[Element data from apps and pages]
━━━━━━━━━━━━━━━━

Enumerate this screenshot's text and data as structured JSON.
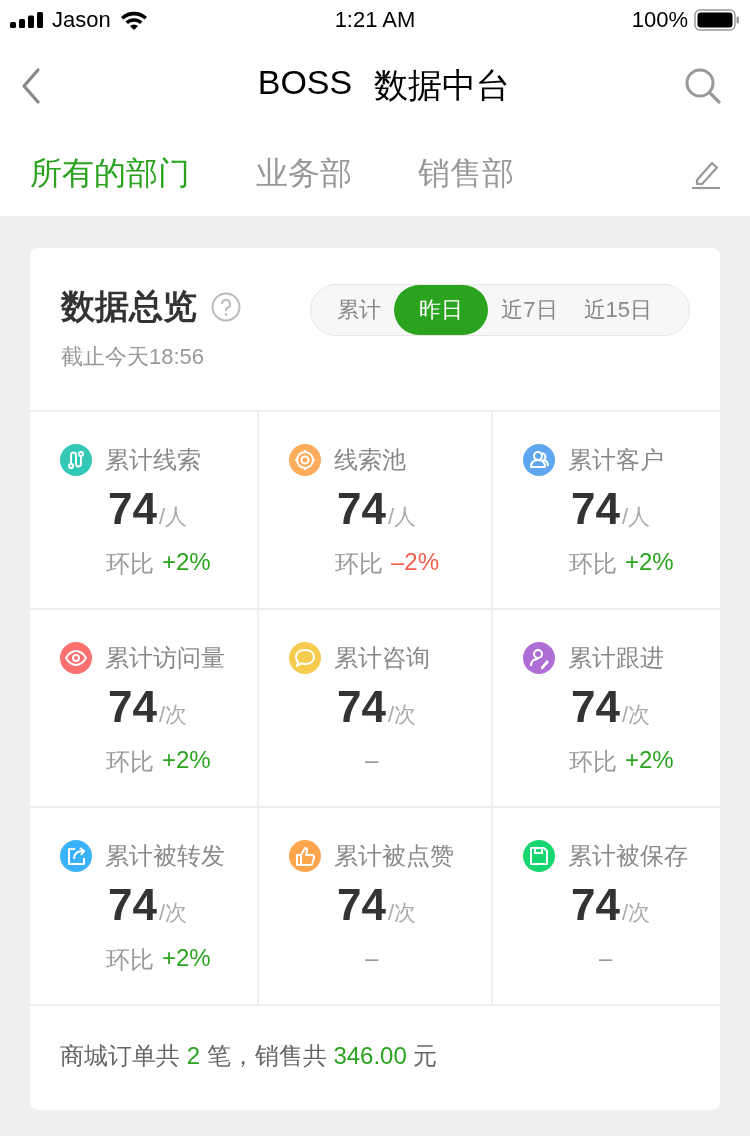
{
  "status_bar": {
    "carrier": "Jason",
    "time": "1:21 AM",
    "battery": "100%"
  },
  "nav": {
    "title_latin": "BOSS",
    "title_cjk": "数据中台"
  },
  "dept_tabs": [
    {
      "label": "所有的部门",
      "selected": true
    },
    {
      "label": "业务部",
      "selected": false
    },
    {
      "label": "销售部",
      "selected": false
    }
  ],
  "overview": {
    "title": "数据总览",
    "subtitle": "截止今天18:56",
    "periods": [
      {
        "label": "累计",
        "selected": false
      },
      {
        "label": "昨日",
        "selected": true
      },
      {
        "label": "近7日",
        "selected": false
      },
      {
        "label": "近15日",
        "selected": false
      }
    ],
    "metrics": [
      {
        "label": "累计线索",
        "color": "#33c7b5",
        "value": "74",
        "unit": "/人",
        "kind": "up",
        "change_label": "环比",
        "change": "+2%"
      },
      {
        "label": "线索池",
        "color": "#fdac5c",
        "value": "74",
        "unit": "/人",
        "kind": "down",
        "change_label": "环比",
        "change": "–2%"
      },
      {
        "label": "累计客户",
        "color": "#5ea6ef",
        "value": "74",
        "unit": "/人",
        "kind": "up",
        "change_label": "环比",
        "change": "+2%"
      },
      {
        "label": "累计访问量",
        "color": "#fb6f6f",
        "value": "74",
        "unit": "/次",
        "kind": "up",
        "change_label": "环比",
        "change": "+2%"
      },
      {
        "label": "累计咨询",
        "color": "#f6cc4e",
        "value": "74",
        "unit": "/次",
        "kind": "none",
        "change": "–"
      },
      {
        "label": "累计跟进",
        "color": "#ae6ed6",
        "value": "74",
        "unit": "/次",
        "kind": "up",
        "change_label": "环比",
        "change": "+2%"
      },
      {
        "label": "累计被转发",
        "color": "#3ab1fb",
        "value": "74",
        "unit": "/次",
        "kind": "up",
        "change_label": "环比",
        "change": "+2%"
      },
      {
        "label": "累计被点赞",
        "color": "#fda64d",
        "value": "74",
        "unit": "/次",
        "kind": "none",
        "change": "–"
      },
      {
        "label": "累计被保存",
        "color": "#16d66f",
        "value": "74",
        "unit": "/次",
        "kind": "none",
        "change": "–"
      }
    ],
    "summary": [
      {
        "text": "商城订单共 ",
        "highlight": false
      },
      {
        "text": "2",
        "highlight": true
      },
      {
        "text": " 笔，销售共 ",
        "highlight": false
      },
      {
        "text": "346.00",
        "highlight": true
      },
      {
        "text": " 元",
        "highlight": false
      }
    ]
  }
}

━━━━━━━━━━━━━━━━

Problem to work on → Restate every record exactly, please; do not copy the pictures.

Answer space →
Enumerate this screenshot's text and data as structured JSON.
{
  "status_bar": {
    "carrier": "Jason",
    "time": "1:21 AM",
    "battery": "100%"
  },
  "nav": {
    "title_latin": "BOSS",
    "title_cjk": "数据中台"
  },
  "dept_tabs": [
    {
      "label": "所有的部门",
      "selected": true
    },
    {
      "label": "业务部",
      "selected": false
    },
    {
      "label": "销售部",
      "selected": false
    }
  ],
  "overview": {
    "title": "数据总览",
    "subtitle": "截止今天18:56",
    "periods": [
      {
        "label": "累计",
        "selected": false
      },
      {
        "label": "昨日",
        "selected": true
      },
      {
        "label": "近7日",
        "selected": false
      },
      {
        "label": "近15日",
        "selected": false
      }
    ],
    "metrics": [
      {
        "label": "累计线索",
        "color": "#33c7b5",
        "value": "74",
        "unit": "/人",
        "kind": "up",
        "change_label": "环比",
        "change": "+2%"
      },
      {
        "label": "线索池",
        "color": "#fdac5c",
        "value": "74",
        "unit": "/人",
        "kind": "down",
        "change_label": "环比",
        "change": "–2%"
      },
      {
        "label": "累计客户",
        "color": "#5ea6ef",
        "value": "74",
        "unit": "/人",
        "kind": "up",
        "change_label": "环比",
        "change": "+2%"
      },
      {
        "label": "累计访问量",
        "color": "#fb6f6f",
        "value": "74",
        "unit": "/次",
        "kind": "up",
        "change_label": "环比",
        "change": "+2%"
      },
      {
        "label": "累计咨询",
        "color": "#f6cc4e",
        "value": "74",
        "unit": "/次",
        "kind": "none",
        "change": "–"
      },
      {
        "label": "累计跟进",
        "color": "#ae6ed6",
        "value": "74",
        "unit": "/次",
        "kind": "up",
        "change_label": "环比",
        "change": "+2%"
      },
      {
        "label": "累计被转发",
        "color": "#3ab1fb",
        "value": "74",
        "unit": "/次",
        "kind": "up",
        "change_label": "环比",
        "change": "+2%"
      },
      {
        "label": "累计被点赞",
        "color": "#fda64d",
        "value": "74",
        "unit": "/次",
        "kind": "none",
        "change": "–"
      },
      {
        "label": "累计被保存",
        "color": "#16d66f",
        "value": "74",
        "unit": "/次",
        "kind": "none",
        "change": "–"
      }
    ],
    "summary": [
      {
        "text": "商城订单共 ",
        "highlight": false
      },
      {
        "text": "2",
        "highlight": true
      },
      {
        "text": " 笔，销售共 ",
        "highlight": false
      },
      {
        "text": "346.00",
        "highlight": true
      },
      {
        "text": " 元",
        "highlight": false
      }
    ]
  }
}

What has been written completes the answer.